While digging around, I found out about mod_torrent, a project which appears to be moribund, but also mod_bt: making things better for seeders, which appears to be alive. Both are Apache modules which are supposed to be able to transparently server files via bittorrent. I think I might have to give this a try. I’ll let you know when/if it works and is ready for testing.
Well, my experiments with podcasting are revealing a couple of problems with the current podcasting solutions, and I thought I’d write a couple of them down so that others can comment and/or integrate them into their future developments.
Please, please, please, set the user agent fields in your ipodder requests…
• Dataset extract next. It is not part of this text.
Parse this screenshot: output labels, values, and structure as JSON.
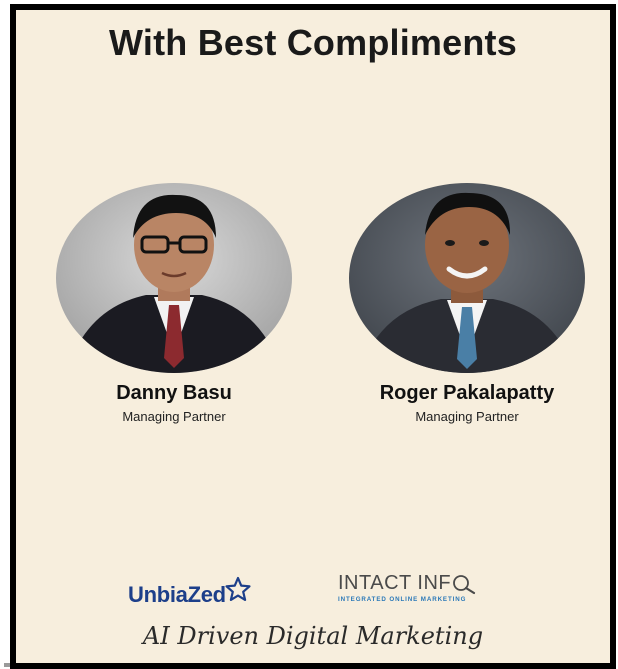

Programmers out there, please set the user agent field in your http request, including a version number and a web address where we can learn more about your client. I’ve had a number of clients who seem to access my podcast directory in a particularly unfriendly way, often repeatedly downloading the same file up to a dozen times. I would like to be able to determine if I am doing something wrong or potentially report a bug to your client, but I can’t if I cannot identify which client you were using.
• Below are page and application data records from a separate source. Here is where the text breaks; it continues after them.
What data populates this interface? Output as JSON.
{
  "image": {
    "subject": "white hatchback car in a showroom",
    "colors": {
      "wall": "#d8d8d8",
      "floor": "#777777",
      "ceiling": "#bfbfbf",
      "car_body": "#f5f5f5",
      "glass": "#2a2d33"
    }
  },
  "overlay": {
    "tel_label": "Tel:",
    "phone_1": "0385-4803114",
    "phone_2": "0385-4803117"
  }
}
Be a polite client
Please, use ETag and Last-Modified tags. Try to do something sensible with all status codes that are returned from the HTTP server. In particular, make sure that you act appropriately with redirects, accept status codes like 503 (resource unavailable) and read the suggested Retry-After response code, and handle ranges and partial downloads. Take some time to really make the HTTP transactions processing in your client bulletproof.
Scheduling ipodder updates…
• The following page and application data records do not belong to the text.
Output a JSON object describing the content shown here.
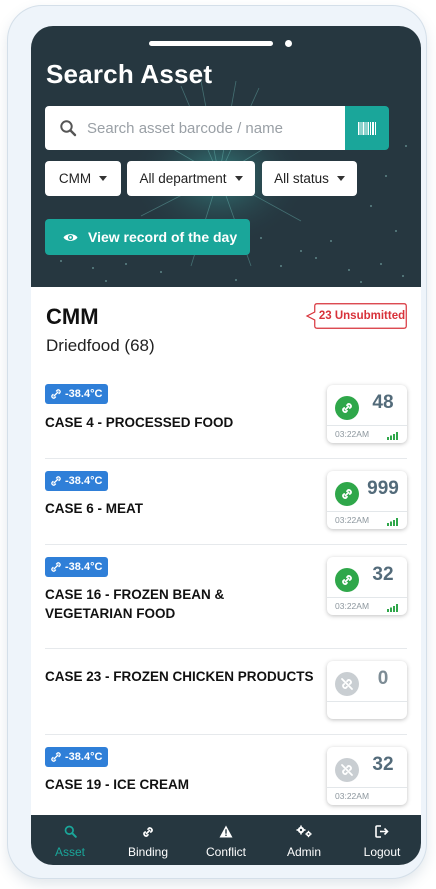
{
  "header": {
    "title": "Search Asset",
    "search_placeholder": "Search asset barcode / name",
    "filters": [
      "CMM",
      "All department",
      "All status"
    ],
    "view_button_label": "View record of the day"
  },
  "summary": {
    "site": "CMM",
    "department": "Driedfood (68)",
    "unsubmitted": "23 Unsubmitted"
  },
  "items": [
    {
      "temperature": "-38.4°C",
      "name": "CASE 4 - PROCESSED FOOD",
      "count": "48",
      "time": "03:22AM",
      "linked": true
    },
    {
      "temperature": "-38.4°C",
      "name": "CASE 6 - MEAT",
      "count": "999",
      "time": "03:22AM",
      "linked": true
    },
    {
      "temperature": "-38.4°C",
      "name": "CASE 16 - FROZEN BEAN & VEGETARIAN FOOD",
      "count": "32",
      "time": "03:22AM",
      "linked": true
    },
    {
      "temperature": "",
      "name": "CASE 23 - FROZEN CHICKEN PRODUCTS",
      "count": "0",
      "time": "",
      "linked": false
    },
    {
      "temperature": "-38.4°C",
      "name": "CASE 19 - ICE CREAM",
      "count": "32",
      "time": "03:22AM",
      "linked": false
    }
  ],
  "nav": [
    {
      "label": "Asset",
      "icon": "search-icon",
      "active": true
    },
    {
      "label": "Binding",
      "icon": "link-icon",
      "active": false
    },
    {
      "label": "Conflict",
      "icon": "warning-icon",
      "active": false
    },
    {
      "label": "Admin",
      "icon": "gears-icon",
      "active": false
    },
    {
      "label": "Logout",
      "icon": "logout-icon",
      "active": false
    }
  ],
  "colors": {
    "header_bg": "#263740",
    "accent": "#1aa69a",
    "badge_blue": "#2f7fd8",
    "linked_green": "#2fa74a",
    "unlinked_gray": "#c9ced2",
    "alert_red": "#d8323a"
  }
}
Most ipodder clients now have way of scheduling the times when an ipodder polls and downloads new content. I’m going to put forth the bold suggestion that most of these are actually bad: the reason being that certain intervals are too short to be friendly to the remote site’s bandwidth, and they tend to cluster around the top of the hour, and cluster around certain common hours. I’m beginning to see this fairly clearly in my access logs. What this means is that occasionally my http server is completely idle, and other times people are contending for my bandwidth in trying to download my latest/greatest podcast.
A much more polite system would be for the downloading script itself to pick random times to update, and at infrequent intervals. This would help even out the access patterns at the server, and would make for better download speeds at the client side. If your client properly handles the status code 503, you can even have your client back off and retry (perhaps with exponentially decaying frequency ala Ethernet).
Addendum: It is probably counterproductive to do this with BitTorrent. In that world, you actually want lots of people to collide at the same time, so that you can take maximum advantage of the parallelism available. Perhaps your webserver should deny requests for BitTorrent feeds until it reaches some threshold, and schedule them (perhaps using RetryAfter) to all come back at some later time to create a more efficient Torrent Network.
Integrating functionality to the http server
Some of the above requires cooperation from the http server, so why not integrate the functionality directly into an http server. If you pick a high performance but simple server like thttpd or boa, you could (at least in theory) directly implement throttling, access control and perhaps even P2P functionality like BitTorrent into a single server which would be simpler to setup and to manage.
Just some ideas and hints. Feel free to comment.